by Lucy Duncan, American Friends Service Committee (AFSC)
I became a Quaker within Iowa Yearly Meeting (Conservative). My mother, though a Dorothy Day Catholic, taught theater and English at Scattergood Friends School for many years when I was little and most of my babysitters were Quakers from the school – all of them were kind, playful, and loving. When I began searching for a religious community as a young adult, I remembered their bright spirits and the way they lived their faith, so finding a Quaker meeting seemed an obvious choice. When I moved to Omaha, Nebraska in 1993, I started attending meeting for worship and felt immediately lovingly held and embraced. Not long after I began attending, the clerk of the meeting invited me to a yearly meeting event, Meadowlarks, in which Quakers who loved to sing got together for weekends and sang songs out of Rise Up Singing and Worship in Song – it didn’t matter if you couldn’t carry a tune, everyone sang their hearts out.
The first time I attended the yearly meeting sessions I noticed that the clerks and elders of the yearly meeting tended to be in their positions for a long time, but newcomers were enthusiastically invited to participate and lovingly introduced to the practices of the yearly meeting. The body seemed to hold their corporate practices with discipline and joy. The meetings for worship with attention to business were riveting to me, an opportunity to watch the Spirit move and the body serving as an open vessel to that Spirit. Not long into my tenure within the yearly meeting I volunteered to serve on a committee to wrestle with and possibly propose a same sex marriage minute. I was in love with a woman at the time, so for me the concern was deeply personal. The committee met often for sessions in which we educated one another, considered the language, and worshiped. After a year, we had each been transformed by the process, understood ourselves differently, and carried a minute to the yearly meeting with expectation and excitement – how could the yearly meeting not see the wisdom of our work?
There was palpable energy at that year’s session – rainbow buttons were everywhere, and it felt as though the support of the minute was strong, clear. When the minute was read on the floor of the meeting, two people stood in the way, however. One showed up after six years of absence just to stand in the way of this minute.
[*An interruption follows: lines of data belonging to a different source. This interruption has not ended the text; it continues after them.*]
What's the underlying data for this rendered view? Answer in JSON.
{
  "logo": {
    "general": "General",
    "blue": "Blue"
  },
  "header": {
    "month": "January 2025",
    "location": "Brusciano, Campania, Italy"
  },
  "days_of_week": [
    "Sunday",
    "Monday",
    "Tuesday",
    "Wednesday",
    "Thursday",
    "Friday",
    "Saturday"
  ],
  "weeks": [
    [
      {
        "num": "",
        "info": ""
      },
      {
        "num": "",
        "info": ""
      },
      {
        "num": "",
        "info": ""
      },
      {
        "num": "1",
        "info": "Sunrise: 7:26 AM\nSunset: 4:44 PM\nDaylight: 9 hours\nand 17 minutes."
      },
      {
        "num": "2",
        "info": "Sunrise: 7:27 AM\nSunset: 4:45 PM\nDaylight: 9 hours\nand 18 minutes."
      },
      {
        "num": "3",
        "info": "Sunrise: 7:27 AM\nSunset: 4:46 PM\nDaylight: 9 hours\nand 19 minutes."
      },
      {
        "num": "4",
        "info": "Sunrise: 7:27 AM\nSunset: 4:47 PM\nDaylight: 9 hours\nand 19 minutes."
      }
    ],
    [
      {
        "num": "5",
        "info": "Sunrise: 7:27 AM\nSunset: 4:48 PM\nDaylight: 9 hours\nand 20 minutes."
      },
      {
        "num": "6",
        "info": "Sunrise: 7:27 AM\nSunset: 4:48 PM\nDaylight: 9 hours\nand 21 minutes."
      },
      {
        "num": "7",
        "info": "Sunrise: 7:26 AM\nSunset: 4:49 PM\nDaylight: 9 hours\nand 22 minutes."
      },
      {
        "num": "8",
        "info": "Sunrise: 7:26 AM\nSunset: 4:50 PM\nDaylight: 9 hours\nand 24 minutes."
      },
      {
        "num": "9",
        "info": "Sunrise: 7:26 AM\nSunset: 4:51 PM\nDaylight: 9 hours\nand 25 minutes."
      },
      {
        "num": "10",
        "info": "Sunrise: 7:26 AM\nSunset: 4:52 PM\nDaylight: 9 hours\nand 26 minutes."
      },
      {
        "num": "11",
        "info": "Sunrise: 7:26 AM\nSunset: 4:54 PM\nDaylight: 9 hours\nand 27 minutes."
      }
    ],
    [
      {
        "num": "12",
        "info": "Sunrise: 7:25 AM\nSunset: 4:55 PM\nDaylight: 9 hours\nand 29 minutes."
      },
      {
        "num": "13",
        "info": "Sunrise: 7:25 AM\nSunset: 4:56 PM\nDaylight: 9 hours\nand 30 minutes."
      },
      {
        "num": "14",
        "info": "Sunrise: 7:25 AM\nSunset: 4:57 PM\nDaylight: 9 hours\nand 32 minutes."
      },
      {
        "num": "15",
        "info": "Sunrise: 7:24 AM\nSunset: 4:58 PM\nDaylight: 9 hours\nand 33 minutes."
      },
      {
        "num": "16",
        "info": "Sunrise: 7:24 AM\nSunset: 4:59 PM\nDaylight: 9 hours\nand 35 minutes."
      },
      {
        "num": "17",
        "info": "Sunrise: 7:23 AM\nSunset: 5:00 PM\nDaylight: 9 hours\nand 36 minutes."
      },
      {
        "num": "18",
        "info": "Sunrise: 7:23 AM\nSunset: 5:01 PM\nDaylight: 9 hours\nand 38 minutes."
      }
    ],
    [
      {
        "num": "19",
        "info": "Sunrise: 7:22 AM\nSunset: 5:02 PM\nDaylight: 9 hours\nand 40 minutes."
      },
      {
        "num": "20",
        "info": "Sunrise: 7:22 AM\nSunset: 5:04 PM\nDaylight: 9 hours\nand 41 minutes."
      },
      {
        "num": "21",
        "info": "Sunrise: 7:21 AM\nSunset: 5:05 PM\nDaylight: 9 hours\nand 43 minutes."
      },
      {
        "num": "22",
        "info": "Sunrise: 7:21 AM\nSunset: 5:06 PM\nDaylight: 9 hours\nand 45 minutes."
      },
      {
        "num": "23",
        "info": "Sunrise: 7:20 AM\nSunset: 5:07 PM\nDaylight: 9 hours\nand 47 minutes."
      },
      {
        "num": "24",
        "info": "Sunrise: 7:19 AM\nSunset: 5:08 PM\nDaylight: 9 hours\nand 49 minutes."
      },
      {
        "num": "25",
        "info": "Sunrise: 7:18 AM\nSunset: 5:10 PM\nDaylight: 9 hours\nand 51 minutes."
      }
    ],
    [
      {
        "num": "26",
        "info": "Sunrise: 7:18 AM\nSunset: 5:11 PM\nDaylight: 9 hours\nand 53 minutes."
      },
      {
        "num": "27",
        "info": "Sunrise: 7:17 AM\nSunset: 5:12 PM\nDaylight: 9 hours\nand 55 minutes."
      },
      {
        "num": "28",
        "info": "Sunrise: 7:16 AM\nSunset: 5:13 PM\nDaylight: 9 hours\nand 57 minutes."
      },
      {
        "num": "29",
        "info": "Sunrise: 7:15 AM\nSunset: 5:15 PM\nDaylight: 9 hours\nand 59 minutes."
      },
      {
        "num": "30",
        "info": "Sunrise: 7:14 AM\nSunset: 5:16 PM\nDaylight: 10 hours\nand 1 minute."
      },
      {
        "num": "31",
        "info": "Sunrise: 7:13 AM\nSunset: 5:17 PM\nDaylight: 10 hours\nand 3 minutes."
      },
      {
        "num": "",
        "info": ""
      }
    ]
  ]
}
If it had been only his voice in opposition, the minute would have been approved. The other person, though, was an engaged and respected member of the community, and the body wasn’t clear to move forward. It was painful, difficult – at least one lesbian couple left the yearly meeting and, as far as I know, never returned. But the small group that had brought the minute realized that we had undergone a process into which we had not invited the body, and that all the meetings needed to be invited to engage in the questions we had held and with which we had wrestled. So the minute went to each monthly meeting, and meetings considered the questions posed by the minute. At the following year’s sessions, the same exact minute was brought back to the floor. After the minute was read, there was a hush, and without comment, the minute was approved.
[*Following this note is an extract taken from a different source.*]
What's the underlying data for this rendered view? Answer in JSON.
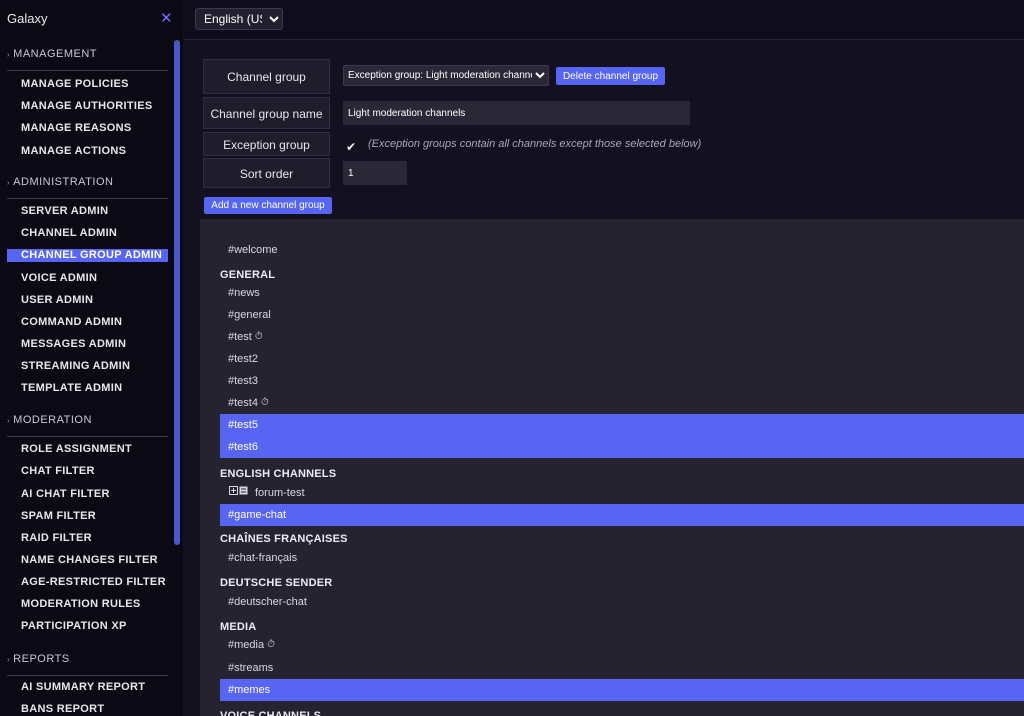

I learned a lot in that year about faithfulness and the mystery of love. The lessons of that process have stayed with me when I get frustrated or impatient as Friends struggle. This year the FGC Gathering will be in Iowa, at the invitation of Iowa Yearly Meeting (C). I’m excited to come home to IYM(C) Friends and to the lovely rolling hills and wildflowers of Iowa, where, though threatened by opposition, same sex marriage is legal.
This year, we will be releasing a new book about Iowa Yearly Meeting (Conservative) by Callie Marsh, A Lively Faith: Reflections on Iowa Yearly Meeting (Conservative).